By Christopher Hickey, LMS EVP/CEO
The LMS Dinner Meeting on May 8th at the U.K. Hilary J. Boone Center was among the most attended meetings ever with over 100 registered guests. The packed agenda included a celebration of the Kentucky Blood Center 50th anniversary, presenting a LMS Foundation grant, awarding LMS Essay Contest winners, and our featured speaker, Senator Ralph Alvarado, M.D., KY Senate District 28.
Senator Alvarado, a LMS member and always a popular draw, gave a detailed, almost inside-baseball like, review of the 2018 Kentucky legislative session that recently concluded. He opened with describing the passage of the major legislation of the session, pension reform and the state budget. He reviewed all the major medical bill successes: House Bill 4, which will protect the peer review process to allow physicians and hospitals to assess their work without the possibility of their opinions being used in a medical malpractice claim; House Bill 69, which will require the Department of Medicaid Services to designate a single credentialing verification organization to verify credentials for DMS and all Medicaid Managed Care Organizations; and Senate Bill 112 which includes provisions that will require, aside from some exceptions, health plans and Medicaid Managed Care Organizations to reimburse providers at the same rate for services delivered in-person or via telehealth. Each of these bills will take effect on or about July 16th.
Bill Read, the Kentucky Blood Center President and CEO, and Martha Osborne, KBC Vice President of Marketing, joined us to celebrate their organization’s 50th anniversary. LMS, then known as the Fayette County Medical Society, was instrumental in its founding. The recently passed Dr. David Stevens, our 1968 society president, led the efforts to create the blood center.

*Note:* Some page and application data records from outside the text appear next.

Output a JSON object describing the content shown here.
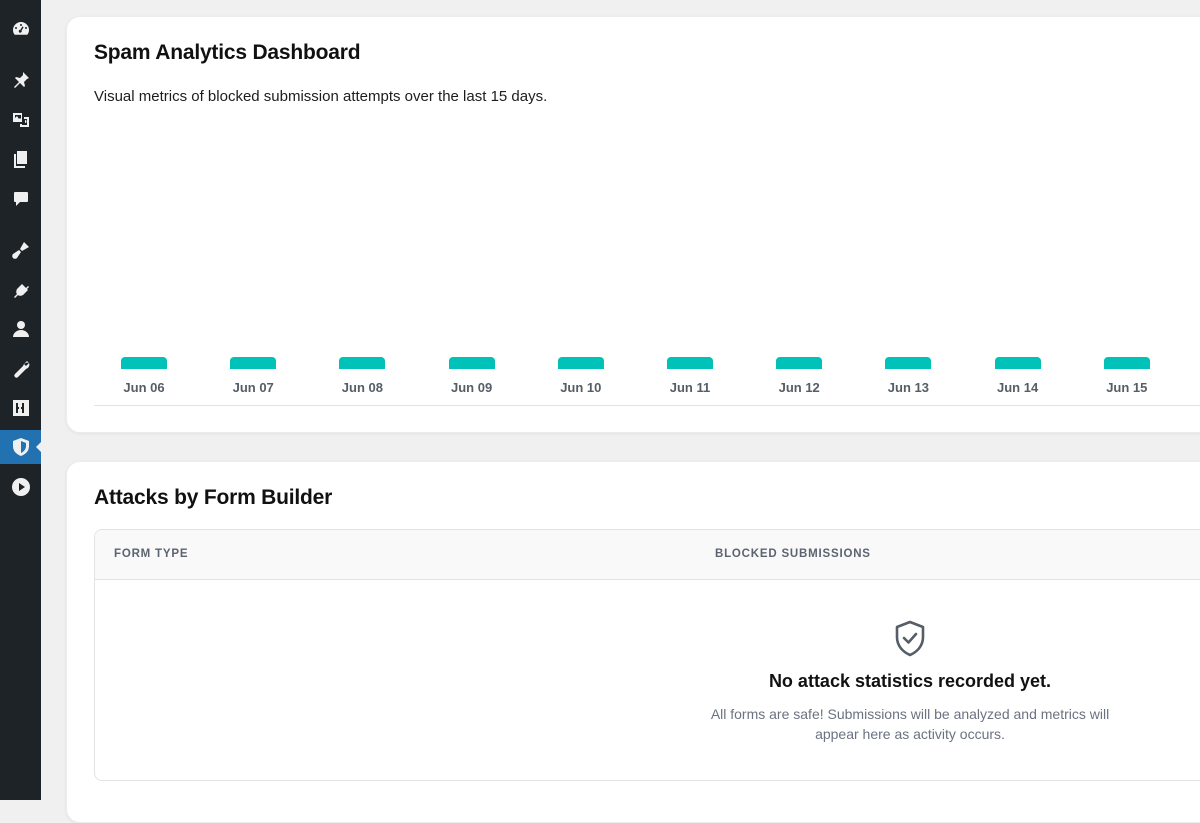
{
  "sidebar": {
    "icons": [
      "dashboard-icon",
      "pin-icon",
      "media-icon",
      "pages-icon",
      "comments-icon",
      "appearance-icon",
      "plugins-icon",
      "users-icon",
      "tools-icon",
      "settings-icon",
      "shield-icon",
      "play-icon"
    ],
    "active": "shield-icon",
    "colors": {
      "background": "#1d2327",
      "active": "#2271b1"
    }
  },
  "analytics": {
    "title": "Spam Analytics Dashboard",
    "subtitle": "Visual metrics of blocked submission attempts over the last 15 days."
  },
  "chart_data": {
    "type": "bar",
    "categories": [
      "Jun 06",
      "Jun 07",
      "Jun 08",
      "Jun 09",
      "Jun 10",
      "Jun 11",
      "Jun 12",
      "Jun 13",
      "Jun 14",
      "Jun 15"
    ],
    "values": [
      0,
      0,
      0,
      0,
      0,
      0,
      0,
      0,
      0,
      0
    ],
    "color": "#00c2b8",
    "title": "",
    "xlabel": "",
    "ylabel": "",
    "grid": false
  },
  "attacks": {
    "title": "Attacks by Form Builder",
    "columns": [
      "FORM TYPE",
      "BLOCKED SUBMISSIONS"
    ],
    "empty_title": "No attack statistics recorded yet.",
    "empty_text": "All forms are safe! Submissions will be analyzed and metrics will appear here as activity occurs."
  }
}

Dr. John Collins, LMS Foundation President, presented a $2,000 grant to Lauren Clontz, the Assistant & Education Director of the McDowell House Museum. Ms. Clontz gratefully accepted the grant on behalf of the McDowell House Museum and went on to describe the incredible medical history that was made there in 1809 by Dr. Ephraim McDowell heroically and skillfully removing a huge ovarian tumor from a patient, Jane Crawford, that was almost certain to die. This was the first successful removal of an ovarian tumor in the world. Mrs. Crawford would go on to live another 32 years. Ms. Clontz stated that the grant will be used to fund summer children education programs at the museum.
Dr. Robert Granacher, the Editor-in-Chief of the Kentucky Doc, presented the awards to the winners of the Fourth Annual LMS Essay Contest. Prizes were awarded in two categories, resident and medical student. The winning essays are published in the Spring issue of the Kentucky Doc Magazine which is available on the LMS website, lexingtondoctors.org.
Resident Essay Winners
Medical Student Essay Winners